## Task requirements
Each line that has the string "opportunity" must be copied from the records below.

━━━ Study material

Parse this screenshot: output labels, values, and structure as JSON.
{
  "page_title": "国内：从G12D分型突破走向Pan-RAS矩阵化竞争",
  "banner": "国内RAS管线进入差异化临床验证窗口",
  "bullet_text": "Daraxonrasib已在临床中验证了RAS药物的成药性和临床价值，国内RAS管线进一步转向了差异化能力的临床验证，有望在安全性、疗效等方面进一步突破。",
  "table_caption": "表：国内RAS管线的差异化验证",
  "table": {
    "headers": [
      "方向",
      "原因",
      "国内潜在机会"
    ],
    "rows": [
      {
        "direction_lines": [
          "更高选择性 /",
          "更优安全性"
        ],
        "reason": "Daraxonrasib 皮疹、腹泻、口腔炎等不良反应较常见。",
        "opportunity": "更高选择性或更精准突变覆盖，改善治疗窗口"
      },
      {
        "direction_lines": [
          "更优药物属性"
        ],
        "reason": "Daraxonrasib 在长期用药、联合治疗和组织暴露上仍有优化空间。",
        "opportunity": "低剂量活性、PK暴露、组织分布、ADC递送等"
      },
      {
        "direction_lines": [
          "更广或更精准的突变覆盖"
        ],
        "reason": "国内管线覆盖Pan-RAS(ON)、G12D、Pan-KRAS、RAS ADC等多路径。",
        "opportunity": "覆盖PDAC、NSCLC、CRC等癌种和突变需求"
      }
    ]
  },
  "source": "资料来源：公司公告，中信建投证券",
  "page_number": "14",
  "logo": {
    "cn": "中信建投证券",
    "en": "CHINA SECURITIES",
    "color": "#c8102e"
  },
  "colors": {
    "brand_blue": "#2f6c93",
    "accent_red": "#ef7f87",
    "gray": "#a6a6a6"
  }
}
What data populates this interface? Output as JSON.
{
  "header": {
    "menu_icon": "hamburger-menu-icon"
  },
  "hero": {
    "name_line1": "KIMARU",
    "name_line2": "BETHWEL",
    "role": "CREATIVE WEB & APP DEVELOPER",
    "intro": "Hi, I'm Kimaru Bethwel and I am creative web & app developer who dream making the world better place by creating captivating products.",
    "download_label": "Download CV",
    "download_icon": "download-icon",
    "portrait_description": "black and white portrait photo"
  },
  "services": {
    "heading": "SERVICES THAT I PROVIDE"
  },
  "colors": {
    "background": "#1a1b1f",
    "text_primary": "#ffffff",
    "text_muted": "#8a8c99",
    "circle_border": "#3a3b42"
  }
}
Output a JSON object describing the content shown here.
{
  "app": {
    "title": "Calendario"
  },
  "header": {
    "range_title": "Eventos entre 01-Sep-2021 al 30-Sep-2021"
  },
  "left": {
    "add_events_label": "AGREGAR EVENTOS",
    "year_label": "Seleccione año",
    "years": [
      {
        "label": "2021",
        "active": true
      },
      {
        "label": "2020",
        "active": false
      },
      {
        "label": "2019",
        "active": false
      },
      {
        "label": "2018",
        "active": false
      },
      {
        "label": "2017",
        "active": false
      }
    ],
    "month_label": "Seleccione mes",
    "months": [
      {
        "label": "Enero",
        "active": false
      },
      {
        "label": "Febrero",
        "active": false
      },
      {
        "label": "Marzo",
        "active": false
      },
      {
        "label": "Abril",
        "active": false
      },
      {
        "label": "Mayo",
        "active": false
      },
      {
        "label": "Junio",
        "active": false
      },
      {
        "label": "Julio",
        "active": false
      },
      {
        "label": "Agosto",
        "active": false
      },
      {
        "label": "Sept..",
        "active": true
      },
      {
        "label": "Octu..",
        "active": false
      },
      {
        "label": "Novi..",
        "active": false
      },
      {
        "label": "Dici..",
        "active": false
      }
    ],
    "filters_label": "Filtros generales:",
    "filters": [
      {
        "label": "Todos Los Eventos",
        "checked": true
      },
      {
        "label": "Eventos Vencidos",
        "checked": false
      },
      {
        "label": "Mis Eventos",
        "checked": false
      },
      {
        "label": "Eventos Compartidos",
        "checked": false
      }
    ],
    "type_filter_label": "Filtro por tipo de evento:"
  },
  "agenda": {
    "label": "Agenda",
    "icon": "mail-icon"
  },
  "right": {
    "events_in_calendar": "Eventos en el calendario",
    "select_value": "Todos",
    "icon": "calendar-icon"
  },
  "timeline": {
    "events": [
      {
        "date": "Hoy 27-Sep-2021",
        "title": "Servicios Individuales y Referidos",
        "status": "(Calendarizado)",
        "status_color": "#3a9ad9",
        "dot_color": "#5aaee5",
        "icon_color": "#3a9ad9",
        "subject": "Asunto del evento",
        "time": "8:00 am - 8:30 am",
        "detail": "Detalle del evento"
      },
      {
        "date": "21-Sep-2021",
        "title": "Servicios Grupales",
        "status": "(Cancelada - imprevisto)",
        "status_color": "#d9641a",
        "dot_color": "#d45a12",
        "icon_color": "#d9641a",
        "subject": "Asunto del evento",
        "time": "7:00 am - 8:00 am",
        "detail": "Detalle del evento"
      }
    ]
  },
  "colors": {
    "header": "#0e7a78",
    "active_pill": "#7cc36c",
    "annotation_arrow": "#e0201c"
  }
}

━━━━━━

## Output for this exercise
        "opportunity": "更高选择性或更精准突变覆盖，改善治疗窗口"
        "opportunity": "低剂量活性、PK暴露、组织分布、ADC递送等"
        "opportunity": "覆盖PDAC、NSCLC、CRC等癌种和突变需求"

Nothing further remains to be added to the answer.